[Dataset items]

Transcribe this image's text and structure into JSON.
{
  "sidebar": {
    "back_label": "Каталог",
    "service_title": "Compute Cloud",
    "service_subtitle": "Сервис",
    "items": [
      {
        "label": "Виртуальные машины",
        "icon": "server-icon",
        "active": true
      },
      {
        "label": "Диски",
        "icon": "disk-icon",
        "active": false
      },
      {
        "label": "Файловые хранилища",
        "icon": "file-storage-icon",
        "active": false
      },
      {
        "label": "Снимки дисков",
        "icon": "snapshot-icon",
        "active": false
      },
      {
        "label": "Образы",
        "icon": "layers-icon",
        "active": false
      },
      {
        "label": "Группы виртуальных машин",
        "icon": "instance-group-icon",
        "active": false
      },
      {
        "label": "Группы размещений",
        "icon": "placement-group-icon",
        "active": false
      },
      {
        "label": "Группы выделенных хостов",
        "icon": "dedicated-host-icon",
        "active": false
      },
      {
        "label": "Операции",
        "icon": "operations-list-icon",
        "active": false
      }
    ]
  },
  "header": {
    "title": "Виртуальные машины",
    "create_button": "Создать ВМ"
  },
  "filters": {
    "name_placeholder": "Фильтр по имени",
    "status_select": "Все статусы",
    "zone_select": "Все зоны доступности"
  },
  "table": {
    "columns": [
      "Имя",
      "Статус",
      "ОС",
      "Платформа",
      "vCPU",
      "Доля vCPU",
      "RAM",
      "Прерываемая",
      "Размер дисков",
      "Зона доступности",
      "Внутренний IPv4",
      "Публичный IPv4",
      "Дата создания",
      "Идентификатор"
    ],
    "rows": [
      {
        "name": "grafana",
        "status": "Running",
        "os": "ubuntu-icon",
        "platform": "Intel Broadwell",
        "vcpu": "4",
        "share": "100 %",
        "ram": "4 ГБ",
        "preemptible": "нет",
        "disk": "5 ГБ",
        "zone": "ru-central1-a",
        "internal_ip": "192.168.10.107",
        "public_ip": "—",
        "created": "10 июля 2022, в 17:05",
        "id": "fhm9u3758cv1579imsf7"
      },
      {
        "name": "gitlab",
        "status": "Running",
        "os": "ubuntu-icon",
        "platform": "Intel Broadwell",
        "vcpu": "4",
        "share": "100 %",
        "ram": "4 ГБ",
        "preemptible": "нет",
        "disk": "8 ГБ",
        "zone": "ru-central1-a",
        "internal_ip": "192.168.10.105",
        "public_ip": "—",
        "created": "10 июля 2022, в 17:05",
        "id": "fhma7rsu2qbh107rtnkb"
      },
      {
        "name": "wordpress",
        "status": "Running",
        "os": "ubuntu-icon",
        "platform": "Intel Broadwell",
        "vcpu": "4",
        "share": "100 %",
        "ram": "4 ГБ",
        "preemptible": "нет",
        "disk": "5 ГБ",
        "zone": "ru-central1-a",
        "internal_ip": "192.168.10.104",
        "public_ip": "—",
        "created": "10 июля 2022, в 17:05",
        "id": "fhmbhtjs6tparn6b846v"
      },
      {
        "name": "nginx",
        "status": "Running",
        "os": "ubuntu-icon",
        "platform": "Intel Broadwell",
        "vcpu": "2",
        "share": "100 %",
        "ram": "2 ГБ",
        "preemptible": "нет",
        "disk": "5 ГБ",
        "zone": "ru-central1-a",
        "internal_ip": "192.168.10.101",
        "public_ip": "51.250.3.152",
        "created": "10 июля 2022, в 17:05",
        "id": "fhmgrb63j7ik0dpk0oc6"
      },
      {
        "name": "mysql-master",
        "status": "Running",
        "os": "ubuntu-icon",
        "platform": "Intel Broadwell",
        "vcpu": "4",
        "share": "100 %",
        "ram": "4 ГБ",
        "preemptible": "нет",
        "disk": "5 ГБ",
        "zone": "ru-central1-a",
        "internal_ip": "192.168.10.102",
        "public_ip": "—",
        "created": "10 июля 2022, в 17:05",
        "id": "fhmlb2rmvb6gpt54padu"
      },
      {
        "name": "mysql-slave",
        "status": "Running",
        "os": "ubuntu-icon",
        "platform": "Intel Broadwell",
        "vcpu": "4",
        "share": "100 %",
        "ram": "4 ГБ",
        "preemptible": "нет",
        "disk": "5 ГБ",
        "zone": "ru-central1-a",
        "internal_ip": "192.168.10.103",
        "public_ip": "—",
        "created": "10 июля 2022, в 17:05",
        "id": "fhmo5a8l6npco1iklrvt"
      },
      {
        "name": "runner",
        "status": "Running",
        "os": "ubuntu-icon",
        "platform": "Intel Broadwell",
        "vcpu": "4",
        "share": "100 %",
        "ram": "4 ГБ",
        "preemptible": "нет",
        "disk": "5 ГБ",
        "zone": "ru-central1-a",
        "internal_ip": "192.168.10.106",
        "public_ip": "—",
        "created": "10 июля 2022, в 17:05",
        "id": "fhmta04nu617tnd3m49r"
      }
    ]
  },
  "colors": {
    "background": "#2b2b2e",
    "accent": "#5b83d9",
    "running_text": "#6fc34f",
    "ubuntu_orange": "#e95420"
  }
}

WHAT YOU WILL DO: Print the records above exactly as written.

WORKED SOLUTION:
Transcribe this image's text and structure into JSON.
{
  "sidebar": {
    "back_label": "Каталог",
    "service_title": "Compute Cloud",
    "service_subtitle": "Сервис",
    "items": [
      {
        "label": "Виртуальные машины",
        "icon": "server-icon",
        "active": true
      },
      {
        "label": "Диски",
        "icon": "disk-icon",
        "active": false
      },
      {
        "label": "Файловые хранилища",
        "icon": "file-storage-icon",
        "active": false
      },
      {
        "label": "Снимки дисков",
        "icon": "snapshot-icon",
        "active": false
      },
      {
        "label": "Образы",
        "icon": "layers-icon",
        "active": false
      },
      {
        "label": "Группы виртуальных машин",
        "icon": "instance-group-icon",
        "active": false
      },
      {
        "label": "Группы размещений",
        "icon": "placement-group-icon",
        "active": false
      },
      {
        "label": "Группы выделенных хостов",
        "icon": "dedicated-host-icon",
        "active": false
      },
      {
        "label": "Операции",
        "icon": "operations-list-icon",
        "active": false
      }
    ]
  },
  "header": {
    "title": "Виртуальные машины",
    "create_button": "Создать ВМ"
  },
  "filters": {
    "name_placeholder": "Фильтр по имени",
    "status_select": "Все статусы",
    "zone_select": "Все зоны доступности"
  },
  "table": {
    "columns": [
      "Имя",
      "Статус",
      "ОС",
      "Платформа",
      "vCPU",
      "Доля vCPU",
      "RAM",
      "Прерываемая",
      "Размер дисков",
      "Зона доступности",
      "Внутренний IPv4",
      "Публичный IPv4",
      "Дата создания",
      "Идентификатор"
    ],
    "rows": [
      {
        "name": "grafana",
        "status": "Running",
        "os": "ubuntu-icon",
        "platform": "Intel Broadwell",
        "vcpu": "4",
        "share": "100 %",
        "ram": "4 ГБ",
        "preemptible": "нет",
        "disk": "5 ГБ",
        "zone": "ru-central1-a",
        "internal_ip": "192.168.10.107",
        "public_ip": "—",
        "created": "10 июля 2022, в 17:05",
        "id": "fhm9u3758cv1579imsf7"
      },
      {
        "name": "gitlab",
        "status": "Running",
        "os": "ubuntu-icon",
        "platform": "Intel Broadwell",
        "vcpu": "4",
        "share": "100 %",
        "ram": "4 ГБ",
        "preemptible": "нет",
        "disk": "8 ГБ",
        "zone": "ru-central1-a",
        "internal_ip": "192.168.10.105",
        "public_ip": "—",
        "created": "10 июля 2022, в 17:05",
        "id": "fhma7rsu2qbh107rtnkb"
      },
      {
        "name": "wordpress",
        "status": "Running",
        "os": "ubuntu-icon",
        "platform": "Intel Broadwell",
        "vcpu": "4",
        "share": "100 %",
        "ram": "4 ГБ",
        "preemptible": "нет",
        "disk": "5 ГБ",
        "zone": "ru-central1-a",
        "internal_ip": "192.168.10.104",
        "public_ip": "—",
        "created": "10 июля 2022, в 17:05",
        "id": "fhmbhtjs6tparn6b846v"
      },
      {
        "name": "nginx",
        "status": "Running",
        "os": "ubuntu-icon",
        "platform": "Intel Broadwell",
        "vcpu": "2",
        "share": "100 %",
        "ram": "2 ГБ",
        "preemptible": "нет",
        "disk": "5 ГБ",
        "zone": "ru-central1-a",
        "internal_ip": "192.168.10.101",
        "public_ip": "51.250.3.152",
        "created": "10 июля 2022, в 17:05",
        "id": "fhmgrb63j7ik0dpk0oc6"
      },
      {
        "name": "mysql-master",
        "status": "Running",
        "os": "ubuntu-icon",
        "platform": "Intel Broadwell",
        "vcpu": "4",
        "share": "100 %",
        "ram": "4 ГБ",
        "preemptible": "нет",
        "disk": "5 ГБ",
        "zone": "ru-central1-a",
        "internal_ip": "192.168.10.102",
        "public_ip": "—",
        "created": "10 июля 2022, в 17:05",
        "id": "fhmlb2rmvb6gpt54padu"
      },
      {
        "name": "mysql-slave",
        "status": "Running",
        "os": "ubuntu-icon",
        "platform": "Intel Broadwell",
        "vcpu": "4",
        "share": "100 %",
        "ram": "4 ГБ",
        "preemptible": "нет",
        "disk": "5 ГБ",
        "zone": "ru-central1-a",
        "internal_ip": "192.168.10.103",
        "public_ip": "—",
        "created": "10 июля 2022, в 17:05",
        "id": "fhmo5a8l6npco1iklrvt"
      },
      {
        "name": "runner",
        "status": "Running",
        "os": "ubuntu-icon",
        "platform": "Intel Broadwell",
        "vcpu": "4",
        "share": "100 %",
        "ram": "4 ГБ",
        "preemptible": "нет",
        "disk": "5 ГБ",
        "zone": "ru-central1-a",
        "internal_ip": "192.168.10.106",
        "public_ip": "—",
        "created": "10 июля 2022, в 17:05",
        "id": "fhmta04nu617tnd3m49r"
      }
    ]
  },
  "colors": {
    "background": "#2b2b2e",
    "accent": "#5b83d9",
    "running_text": "#6fc34f",
    "ubuntu_orange": "#e95420"
  }
}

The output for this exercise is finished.